Georgetown University
Cadets take an oath to “protect and defend the Constitution of the United States,” contracting them into the ROTC Advance Course. This is a very important moment in a cadet’s Army career; the cadet has made a binding promise to serve his or her country.

Cadets take their contracting oath

Cadets take an oath to “protect and defend the Constitution of the United States,” contracting them into the ROTC Advance Course. This is a very important moment in a cadet’s Army career; the cadet has made a binding promise to serve his or her country.

“ Hello, friend! My name is Daniel Feehan, and I was the Hoya Program’s Cadet Program Commander during the 2004-2005 academic year. I hail from Milwaukee, Wisconsin, the finest state in the union.
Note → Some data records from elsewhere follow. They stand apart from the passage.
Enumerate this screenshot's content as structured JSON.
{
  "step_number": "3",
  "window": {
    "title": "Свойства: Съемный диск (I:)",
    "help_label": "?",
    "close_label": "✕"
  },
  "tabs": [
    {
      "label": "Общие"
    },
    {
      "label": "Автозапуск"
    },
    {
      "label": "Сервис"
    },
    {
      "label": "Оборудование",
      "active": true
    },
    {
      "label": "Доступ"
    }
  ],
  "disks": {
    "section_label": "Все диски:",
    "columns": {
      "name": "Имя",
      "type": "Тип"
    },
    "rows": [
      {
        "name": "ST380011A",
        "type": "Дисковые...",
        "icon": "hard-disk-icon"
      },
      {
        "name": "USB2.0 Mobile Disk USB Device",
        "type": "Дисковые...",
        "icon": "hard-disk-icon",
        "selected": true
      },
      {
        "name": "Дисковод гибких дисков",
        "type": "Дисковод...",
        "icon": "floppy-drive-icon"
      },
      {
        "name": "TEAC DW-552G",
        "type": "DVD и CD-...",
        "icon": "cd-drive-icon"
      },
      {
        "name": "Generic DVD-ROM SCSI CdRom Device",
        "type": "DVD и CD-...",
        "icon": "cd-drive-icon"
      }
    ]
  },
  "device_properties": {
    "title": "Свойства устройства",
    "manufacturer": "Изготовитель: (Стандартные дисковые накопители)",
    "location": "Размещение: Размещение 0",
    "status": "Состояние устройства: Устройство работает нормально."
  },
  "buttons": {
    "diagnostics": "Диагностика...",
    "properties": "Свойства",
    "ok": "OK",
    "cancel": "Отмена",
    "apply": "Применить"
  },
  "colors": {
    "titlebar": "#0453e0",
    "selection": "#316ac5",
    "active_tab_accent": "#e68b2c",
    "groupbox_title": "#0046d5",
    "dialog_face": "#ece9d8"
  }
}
I was student at Georgetown University and graduated with a degree in International Politics and the study of American Foreign Policy. During my freshman year at Georgetown University, I chased women and refused to cut my hair. I loved college, but there was something nagging at me, something I kept remembering from the September of that year. The Hoya Program had an answer. At the end of my freshman year, I went to the offices of Georgetown Army ROTC. They worked hard and found me a three-year scholarship to Georgetown. Army ROTC has tested and developed my physical, mental, and intellectual capacities since the day I began. After my sophomore year, I traveled to Vermont as a candidate of the U.S. Army’s Mountain Warfare School. This school taught me the technical skill of military mountaineering, and the many ways to ascend or descend a mountain. As the Program Commander I was responsible for everything that happened or failed to happen in the training of 100 other college students. It was a huge responsibility, one I could only accept due to the leadership Army ROTC helped me develop. I train with a group of dedicated people, all of whom want to lead their country. In this environment, I was made responsible for people, equipment, successful training missions, and myself. I am motivated to succeed where I fail, and I am eager to take on new challenges. I have learned to deal with a fear of failure, and to demand the best of myself. As a cadet of the Hoya Program, you are given the chance to interact daily with the academic community and to engage in a discourse about why you choose to lead your country. And as a cadet, I still had time to chase women. Before I commissioned, as a senior, most of my college friends were looking for jobs. I already have a job, one that will take me to new, challenging places. My job, an officer in the U.S. Army, is leading my country in the world. I am honored and humbled by this position. I do not know what the future brings, but I am ready to face it. ”

2LT Daniel Feehan, Milwaukee, WI

STARTING YOUR CAREER

After you graduate from college, you will be commissioned as a Second Lieutenant. Your career as an Officer will be just beginning, and you'll find a variety of interesting Officer career fields, called branches, in the Army. Once you choose your Army branch, you will embark on specialized training.

Learn about Branches and Specialties on GoArmy.com

THE ARMY: IT'S WHAT YOU MAKE IT

Upon completion of Officer branch training and a first assignment, Army Officers may pursue additional specialized training and post-graduate education opportunities. You will most likely be assigned to advanced leadership positions and to staff positions. Also, you may develop doctrine, teach military tactics or serve as advisors.